The second type typically involves the need to repeatedly check that your partner still loves you. For example you may be obsessed with the idea that your partner is attracted to someone else or that they are just pretending to be in love with you. The idea that you cannot guarantee your partner’s feelings causes a constant level of uncertainty and fear. This can also put a strain on the relationships as the other person begins to feel that no amount of reassurance will be enough. Or as John Mayer puts it “I adore you, but there’s a hole in the cup that should hold my love”.

With rOCD some of the common compulsions can be:

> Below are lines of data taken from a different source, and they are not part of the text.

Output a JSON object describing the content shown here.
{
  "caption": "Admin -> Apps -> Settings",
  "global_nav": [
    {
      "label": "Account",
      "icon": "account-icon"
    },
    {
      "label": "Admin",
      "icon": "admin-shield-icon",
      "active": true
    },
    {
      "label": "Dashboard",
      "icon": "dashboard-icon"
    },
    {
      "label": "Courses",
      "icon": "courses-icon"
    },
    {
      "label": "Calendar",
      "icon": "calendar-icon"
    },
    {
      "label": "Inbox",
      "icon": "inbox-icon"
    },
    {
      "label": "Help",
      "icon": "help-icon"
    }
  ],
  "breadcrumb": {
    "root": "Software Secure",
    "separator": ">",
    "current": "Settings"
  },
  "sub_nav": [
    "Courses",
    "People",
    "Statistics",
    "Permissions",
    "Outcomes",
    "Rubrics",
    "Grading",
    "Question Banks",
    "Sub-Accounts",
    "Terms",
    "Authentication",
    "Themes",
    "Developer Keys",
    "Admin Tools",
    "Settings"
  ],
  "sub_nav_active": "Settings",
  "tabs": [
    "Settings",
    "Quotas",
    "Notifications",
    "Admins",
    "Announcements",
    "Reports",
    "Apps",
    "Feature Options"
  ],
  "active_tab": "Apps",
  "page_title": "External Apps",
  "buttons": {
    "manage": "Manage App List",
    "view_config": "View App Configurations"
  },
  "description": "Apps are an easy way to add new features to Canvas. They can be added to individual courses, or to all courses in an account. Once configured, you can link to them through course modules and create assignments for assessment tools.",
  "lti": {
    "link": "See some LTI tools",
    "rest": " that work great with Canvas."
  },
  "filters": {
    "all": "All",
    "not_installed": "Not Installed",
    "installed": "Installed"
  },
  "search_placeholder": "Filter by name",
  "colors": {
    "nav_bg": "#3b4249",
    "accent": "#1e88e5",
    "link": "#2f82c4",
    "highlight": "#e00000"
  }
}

  • Seeking reassurance (either from friends and family or from your partner directly)
  • Avoiding movies, songs, or other couples who trigger intrusive thoughts
  • Spending a lot of time on the internet researching relationships
  • Mentally reviewing past relationships to compare them
  • Mentally comparing the relationship to those of friends, family, or even characters in a story
  • Checking to see if you still “feel” in love
  • Checking to see if you feel more attracted to someone else
  • Checking to see how often you think of your partner

The thoughts are always intrusive and unwanted, going against what the person truly feels and believes.  The desire to be “sure”, especially in an area of life where most people are taught to believe there is one true soul-mate, takes over.

But just like other forms of OCD, allowing the thoughts to be there without needing to do anything about them is the best treatment for rOCD.

rOCD is heartbreaking because it attacks one of the very things that is supposed to be a source of comfort.. Sometimes you just have to take it one day at a time and say to yourself “OCD will not control this. I make my own decisions and right now at this point in my life I am choosing this relationship and this person and this love”.

Half The Battle

Gun control is only half the battle in this type of shooting. Acknowledging the mental health aspect of these tragedies isn’t meant to take the blame away or lessen the horror, it is to prevent it from happening again! If someone shows warning signs of a physical illness we encourage them to go to the doctor but mental health is viewed as a luxury instead of a necessity. In addition to passing gun control laws let’s please also advocate for better, and more easily accessible mental health care. Let’s educate people (especially parents and school professionals) on ALL the warning signs of mental illness and make it more acceptable to talk to someone about seeking treatment.